## [Task directions]
Output the entries exactly as they appear. Pictures should not be included.

## [Source material]
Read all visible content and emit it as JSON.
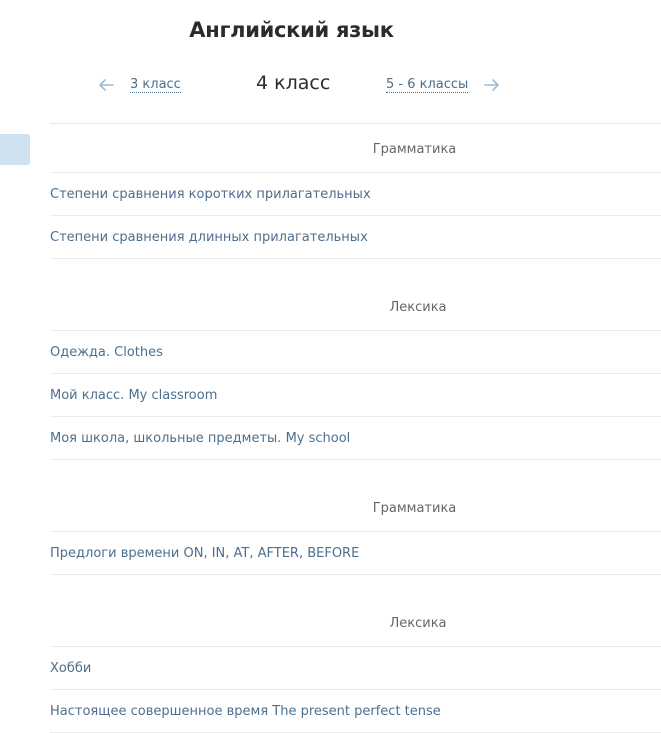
{
  "page_title": "Английский язык",
  "grade_nav": {
    "prev_label": "3 класс",
    "current_label": "4 класс",
    "next_label": "5 - 6 классы",
    "prev_icon": "arrow-left-icon",
    "next_icon": "arrow-right-icon"
  },
  "colors": {
    "link": "#4d6f8e",
    "arrow": "#9bbbd6",
    "side_tab": "#cfe0ee",
    "divider": "#ececec"
  },
  "sections": [
    {
      "title": "Грамматика",
      "items": [
        "Степени сравнения коротких прилагательных",
        "Степени сравнения длинных прилагательных"
      ]
    },
    {
      "title": "Лексика",
      "items": [
        "Одежда. Clothes",
        "Мой класс. My classroom",
        "Моя школа, школьные предметы. My school"
      ]
    },
    {
      "title": "Грамматика",
      "items": [
        "Предлоги времени ON, IN, AT, AFTER, BEFORE"
      ]
    },
    {
      "title": "Лексика",
      "items": [
        "Хобби",
        "Настоящее совершенное время The present perfect tense"
      ]
    }
  ]
}
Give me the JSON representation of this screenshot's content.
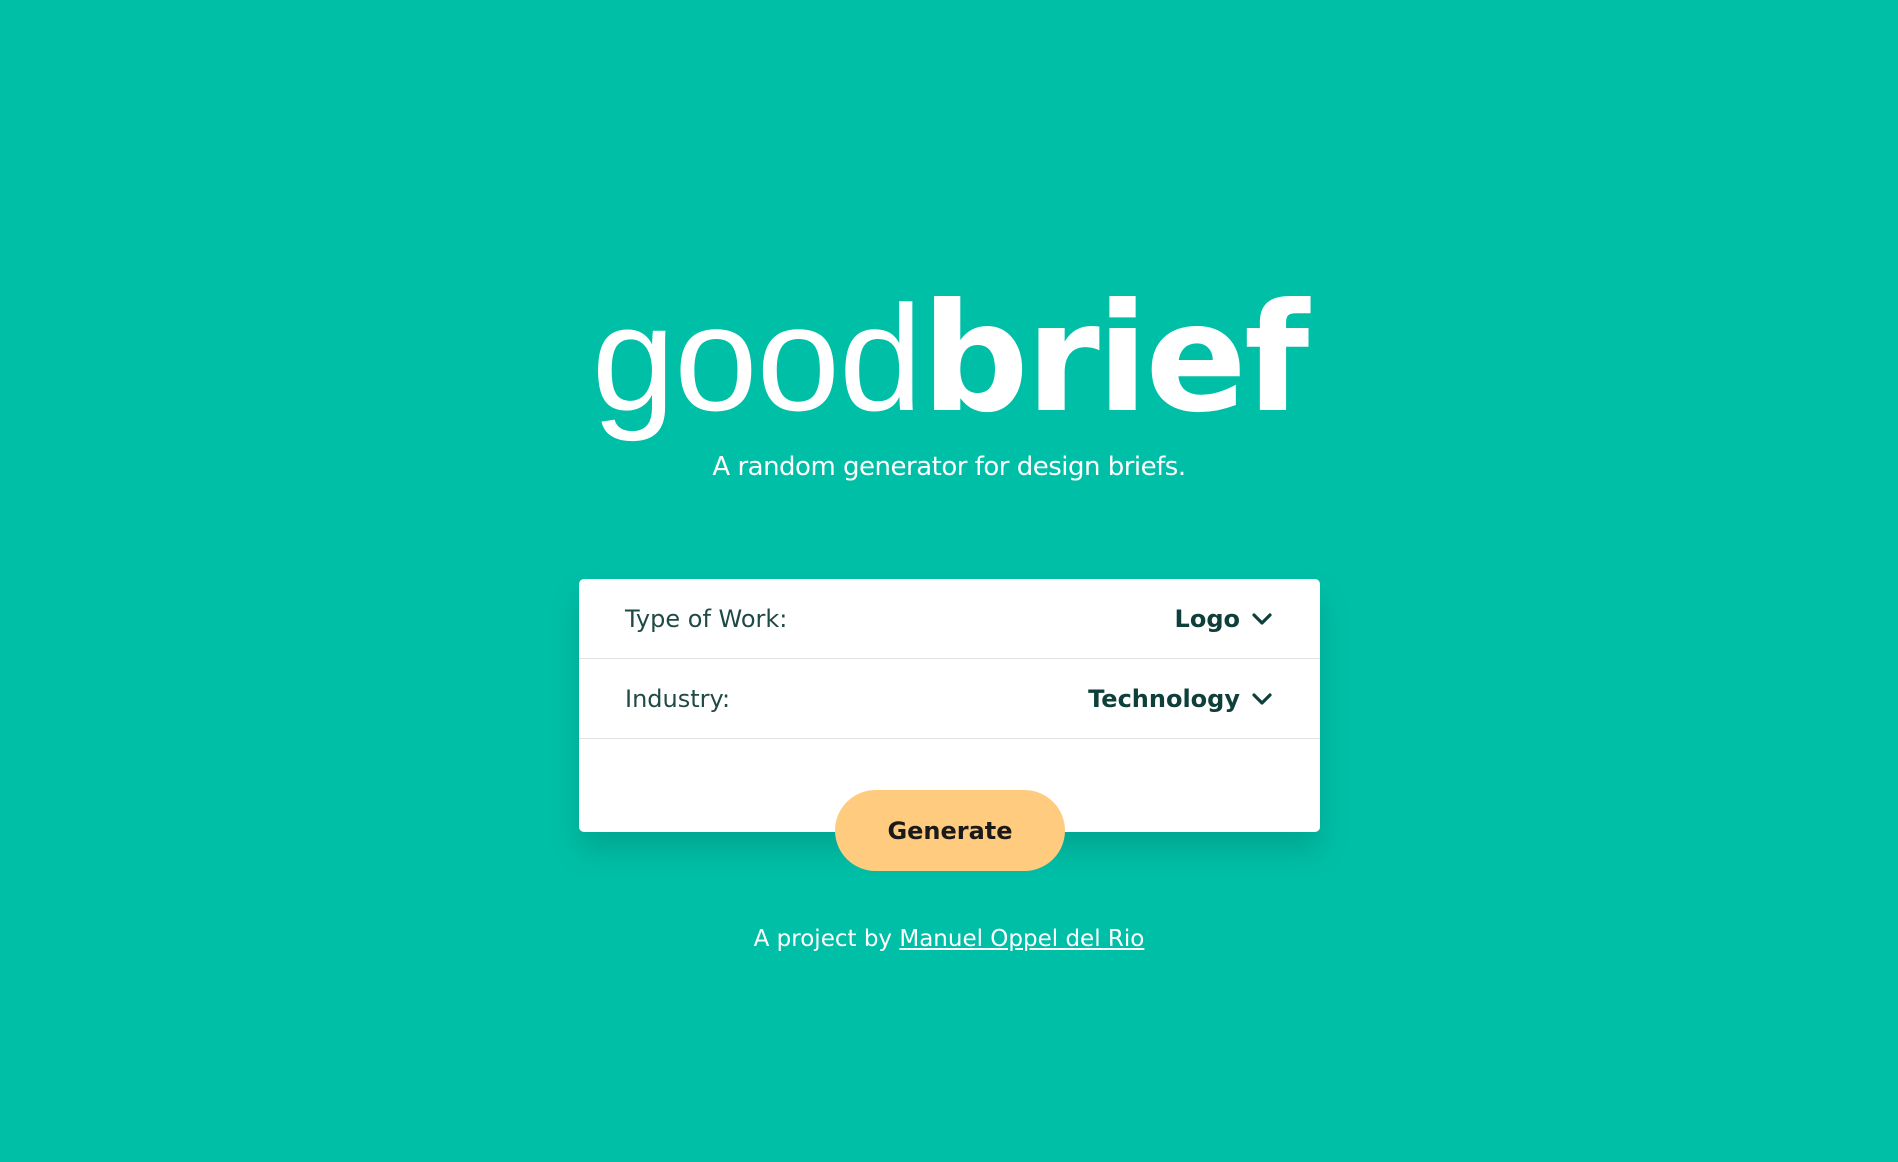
{
  "brand": {
    "light": "good",
    "bold": "brief"
  },
  "tagline": "A random generator for design briefs.",
  "form": {
    "rows": [
      {
        "label": "Type of Work:",
        "value": "Logo",
        "icon": "chevron-down-icon"
      },
      {
        "label": "Industry:",
        "value": "Technology",
        "icon": "chevron-down-icon"
      }
    ],
    "generate_label": "Generate"
  },
  "footer": {
    "prefix": "A project by",
    "author_link": "Manuel Oppel del Rio"
  },
  "colors": {
    "background": "#00BFA7",
    "card": "#FFFFFF",
    "button": "#FFCB7E",
    "text_dark": "#0F3F3A"
  }
}
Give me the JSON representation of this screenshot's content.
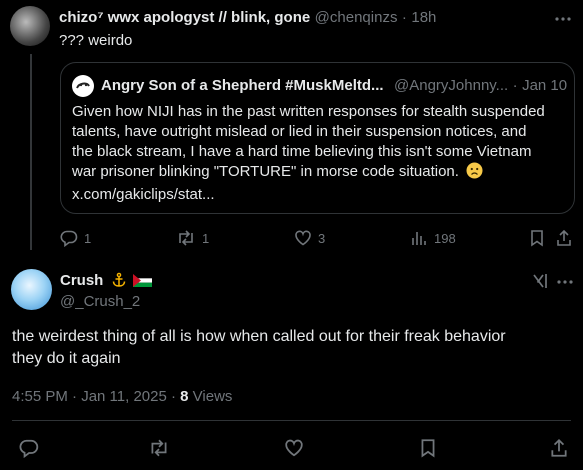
{
  "reply_tweet": {
    "display_name": "chizo⁷ wwx apologyst // blink, gone",
    "handle": "@chenqinzs",
    "separator": "·",
    "time": "18h",
    "text": "??? weirdo"
  },
  "quoted_tweet": {
    "display_name": "Angry Son of a Shepherd #MuskMeltd...",
    "handle": "@AngryJohnny...",
    "separator": "·",
    "date": "Jan 10",
    "text_lines": [
      "Given how NIJI has in the past written responses for stealth suspended",
      "talents, have outright mislead or lied in their suspension notices, and",
      "the black stream, I have a hard time believing this isn't some Vietnam",
      "war prisoner blinking \"TORTURE\" in morse code situation."
    ],
    "link": "x.com/gakiclips/stat..."
  },
  "reply_actions": {
    "replies": "1",
    "reposts": "1",
    "likes": "3",
    "views": "198"
  },
  "main_tweet": {
    "display_name": "Crush",
    "handle": "@_Crush_2",
    "text_line1": "the weirdest thing of all is how when called out for their freak behavior",
    "text_line2": "they do it again",
    "timestamp": "4:55 PM · Jan 11, 2025 · ",
    "views_count": "8",
    "views_label": " Views"
  },
  "colors": {
    "background": "#000000",
    "text": "#e7e9ea",
    "muted": "#71767b",
    "border": "#2f3336"
  }
}
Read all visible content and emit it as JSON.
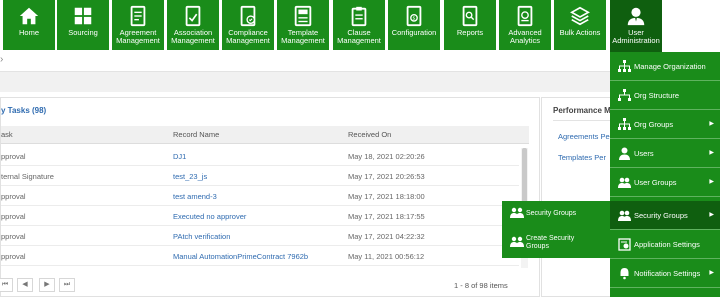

## [Exercise solution]
Read all visible content and emit it as JSON.
{
  "page_title": "Английский язык",
  "grade_nav": {
    "prev_label": "3 класс",
    "current_label": "4 класс",
    "next_label": "5 - 6 классы",
    "prev_icon": "arrow-left-icon",
    "next_icon": "arrow-right-icon"
  },
  "colors": {
    "link": "#4d6f8e",
    "arrow": "#9bbbd6",
    "side_tab": "#cfe0ee",
    "divider": "#ececec"
  },
  "sections": [
    {
      "title": "Грамматика",
      "items": [
        "Степени сравнения коротких прилагательных",
        "Степени сравнения длинных прилагательных"
      ]
    },
    {
      "title": "Лексика",
      "items": [
        "Одежда. Clothes",
        "Мой класс. My classroom",
        "Моя школа, школьные предметы. My school"
      ]
    },
    {
      "title": "Грамматика",
      "items": [
        "Предлоги времени ON, IN, AT, AFTER, BEFORE"
      ]
    },
    {
      "title": "Лексика",
      "items": [
        "Хобби",
        "Настоящее совершенное время The present perfect tense"
      ]
    }
  ]
}
Give me the JSON representation of this screenshot's content.
{
  "brand": {
    "light": "good",
    "bold": "brief"
  },
  "tagline": "A random generator for design briefs.",
  "form": {
    "rows": [
      {
        "label": "Type of Work:",
        "value": "Logo",
        "icon": "chevron-down-icon"
      },
      {
        "label": "Industry:",
        "value": "Technology",
        "icon": "chevron-down-icon"
      }
    ],
    "generate_label": "Generate"
  },
  "footer": {
    "prefix": "A project by",
    "author_link": "Manuel Oppel del Rio"
  },
  "colors": {
    "background": "#00BFA7",
    "card": "#FFFFFF",
    "button": "#FFCB7E",
    "text_dark": "#0F3F3A"
  }
}
Give me the JSON representation of this screenshot's content.
{
  "reply_tweet": {
    "display_name": "chizo⁷ wwx apologyst // blink, gone",
    "handle": "@chenqinzs",
    "separator": "·",
    "time": "18h",
    "text": "??? weirdo"
  },
  "quoted_tweet": {
    "display_name": "Angry Son of a Shepherd #MuskMeltd...",
    "handle": "@AngryJohnny...",
    "separator": "·",
    "date": "Jan 10",
    "text_lines": [
      "Given how NIJI has in the past written responses for stealth suspended",
      "talents, have outright mislead or lied in their suspension notices, and",
      "the black stream, I have a hard time believing this isn't some Vietnam",
      "war prisoner blinking \"TORTURE\" in morse code situation."
    ],
    "link": "x.com/gakiclips/stat..."
  },
  "reply_actions": {
    "replies": "1",
    "reposts": "1",
    "likes": "3",
    "views": "198"
  },
  "main_tweet": {
    "display_name": "Crush",
    "handle": "@_Crush_2",
    "text_line1": "the weirdest thing of all is how when called out for their freak behavior",
    "text_line2": "they do it again",
    "timestamp": "4:55 PM · Jan 11, 2025 · ",
    "views_count": "8",
    "views_label": " Views"
  },
  "colors": {
    "background": "#000000",
    "text": "#e7e9ea",
    "muted": "#71767b",
    "border": "#2f3336"
  }
}
Read all visible content and emit it as JSON.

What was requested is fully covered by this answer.